[Data records for software interfaces]:

▬▬▬▬▬▬▬▬▬▬

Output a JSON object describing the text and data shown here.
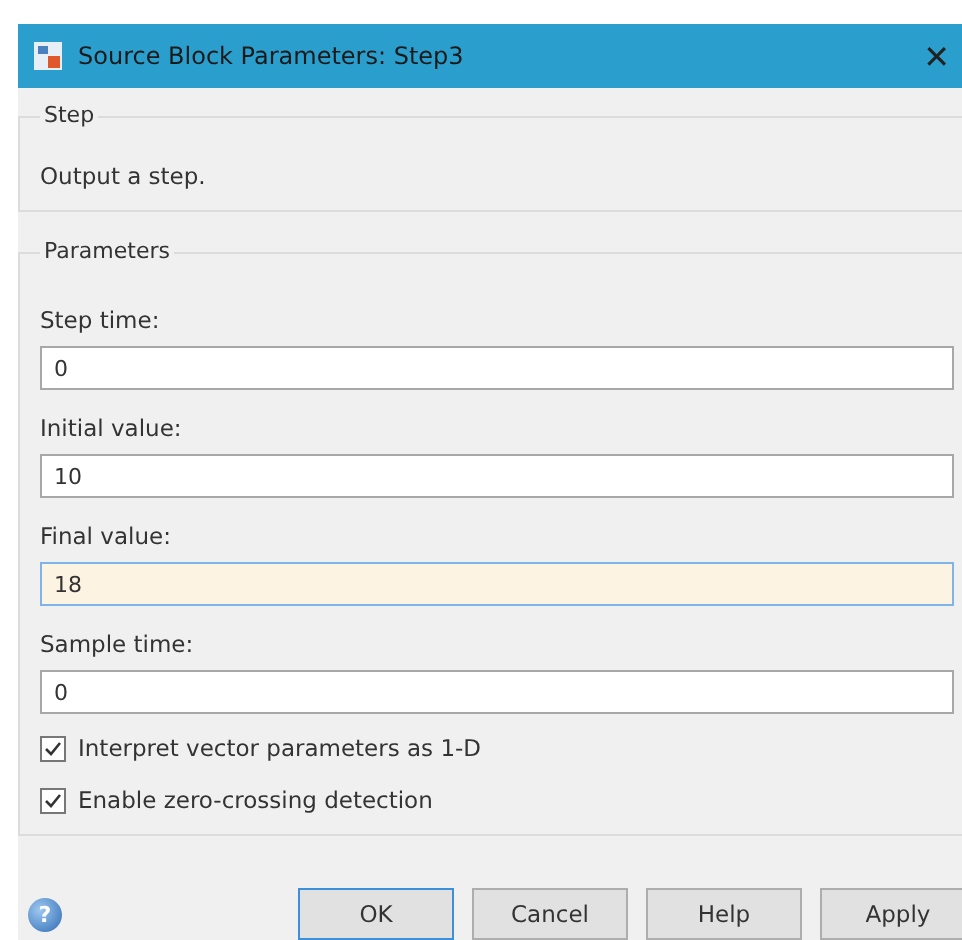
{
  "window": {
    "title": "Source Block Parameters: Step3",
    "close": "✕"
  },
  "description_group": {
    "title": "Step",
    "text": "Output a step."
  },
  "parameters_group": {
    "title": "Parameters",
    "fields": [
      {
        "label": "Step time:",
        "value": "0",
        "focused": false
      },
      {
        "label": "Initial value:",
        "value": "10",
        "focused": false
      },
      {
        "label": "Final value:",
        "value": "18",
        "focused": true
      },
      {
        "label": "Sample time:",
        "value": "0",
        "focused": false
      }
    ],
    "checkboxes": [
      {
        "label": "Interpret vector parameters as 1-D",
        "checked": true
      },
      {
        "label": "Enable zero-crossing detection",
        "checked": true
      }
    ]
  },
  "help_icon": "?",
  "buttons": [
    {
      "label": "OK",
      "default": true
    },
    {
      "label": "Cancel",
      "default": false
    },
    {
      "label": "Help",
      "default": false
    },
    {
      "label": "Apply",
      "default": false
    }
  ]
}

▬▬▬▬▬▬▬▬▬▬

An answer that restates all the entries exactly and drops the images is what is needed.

[RESPONSE TO THIS TASK]:
Output a JSON object describing the text and data shown here.
{
  "window": {
    "title": "Source Block Parameters: Step3",
    "close": "✕"
  },
  "description_group": {
    "title": "Step",
    "text": "Output a step."
  },
  "parameters_group": {
    "title": "Parameters",
    "fields": [
      {
        "label": "Step time:",
        "value": "0",
        "focused": false
      },
      {
        "label": "Initial value:",
        "value": "10",
        "focused": false
      },
      {
        "label": "Final value:",
        "value": "18",
        "focused": true
      },
      {
        "label": "Sample time:",
        "value": "0",
        "focused": false
      }
    ],
    "checkboxes": [
      {
        "label": "Interpret vector parameters as 1-D",
        "checked": true
      },
      {
        "label": "Enable zero-crossing detection",
        "checked": true
      }
    ]
  },
  "help_icon": "?",
  "buttons": [
    {
      "label": "OK",
      "default": true
    },
    {
      "label": "Cancel",
      "default": false
    },
    {
      "label": "Help",
      "default": false
    },
    {
      "label": "Apply",
      "default": false
    }
  ]
}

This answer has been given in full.